Apart from the pictures, every entry below should be repeated exactly.

» **Data for this task**
····················

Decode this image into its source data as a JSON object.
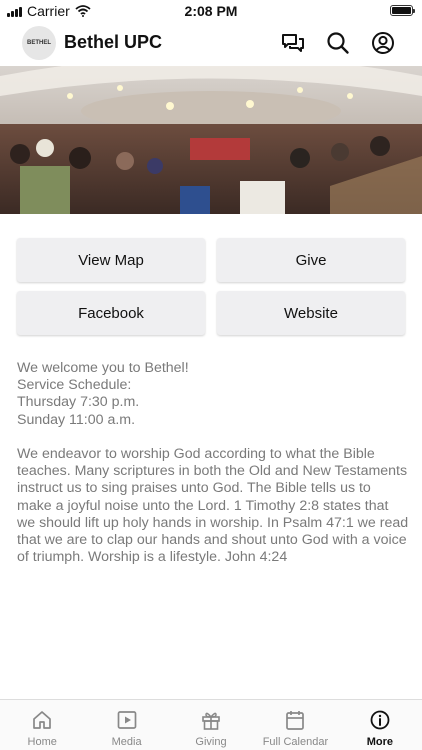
{
  "status_bar": {
    "carrier": "Carrier",
    "time": "2:08 PM",
    "battery_level": 1.0
  },
  "header": {
    "logo_text": "BETHEL",
    "title": "Bethel UPC",
    "icons": [
      "chat-icon",
      "search-icon",
      "account-icon"
    ]
  },
  "hero": {
    "icon": "congregation-photo"
  },
  "actions": {
    "view_map": "View Map",
    "give": "Give",
    "facebook": "Facebook",
    "website": "Website"
  },
  "description": "We welcome you to Bethel!\nService Schedule:\nThursday 7:30 p.m.\nSunday 11:00 a.m.\n\nWe endeavor to worship God according to what the Bible teaches. Many scriptures in both the Old and New Testaments instruct us to sing praises unto God. The Bible tells us to make a joyful noise unto the Lord. 1 Timothy 2:8 states that we should lift up holy hands in worship. In Psalm 47:1 we read that we are to clap our hands and shout unto God with a voice of triumph.  Worship is a lifestyle. John 4:24",
  "tab_bar": {
    "active": "More",
    "tabs": [
      {
        "label": "Home",
        "icon": "home-icon"
      },
      {
        "label": "Media",
        "icon": "media-icon"
      },
      {
        "label": "Giving",
        "icon": "gift-icon"
      },
      {
        "label": "Full Calendar",
        "icon": "calendar-icon"
      },
      {
        "label": "More",
        "icon": "info-icon"
      }
    ]
  },
  "colors": {
    "button_bg": "#efeff1",
    "body_text": "#7a7a7a",
    "inactive_tab": "#888888",
    "active_tab": "#111111"
  }
}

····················

» **Exercise answer**
Decode this image into its source data as a JSON object.
{
  "status_bar": {
    "carrier": "Carrier",
    "time": "2:08 PM",
    "battery_level": 1.0
  },
  "header": {
    "logo_text": "BETHEL",
    "title": "Bethel UPC",
    "icons": [
      "chat-icon",
      "search-icon",
      "account-icon"
    ]
  },
  "hero": {
    "icon": "congregation-photo"
  },
  "actions": {
    "view_map": "View Map",
    "give": "Give",
    "facebook": "Facebook",
    "website": "Website"
  },
  "description": "We welcome you to Bethel!\nService Schedule:\nThursday 7:30 p.m.\nSunday 11:00 a.m.\n\nWe endeavor to worship God according to what the Bible teaches. Many scriptures in both the Old and New Testaments instruct us to sing praises unto God. The Bible tells us to make a joyful noise unto the Lord. 1 Timothy 2:8 states that we should lift up holy hands in worship. In Psalm 47:1 we read that we are to clap our hands and shout unto God with a voice of triumph.  Worship is a lifestyle. John 4:24",
  "tab_bar": {
    "active": "More",
    "tabs": [
      {
        "label": "Home",
        "icon": "home-icon"
      },
      {
        "label": "Media",
        "icon": "media-icon"
      },
      {
        "label": "Giving",
        "icon": "gift-icon"
      },
      {
        "label": "Full Calendar",
        "icon": "calendar-icon"
      },
      {
        "label": "More",
        "icon": "info-icon"
      }
    ]
  },
  "colors": {
    "button_bg": "#efeff1",
    "body_text": "#7a7a7a",
    "inactive_tab": "#888888",
    "active_tab": "#111111"
  }
}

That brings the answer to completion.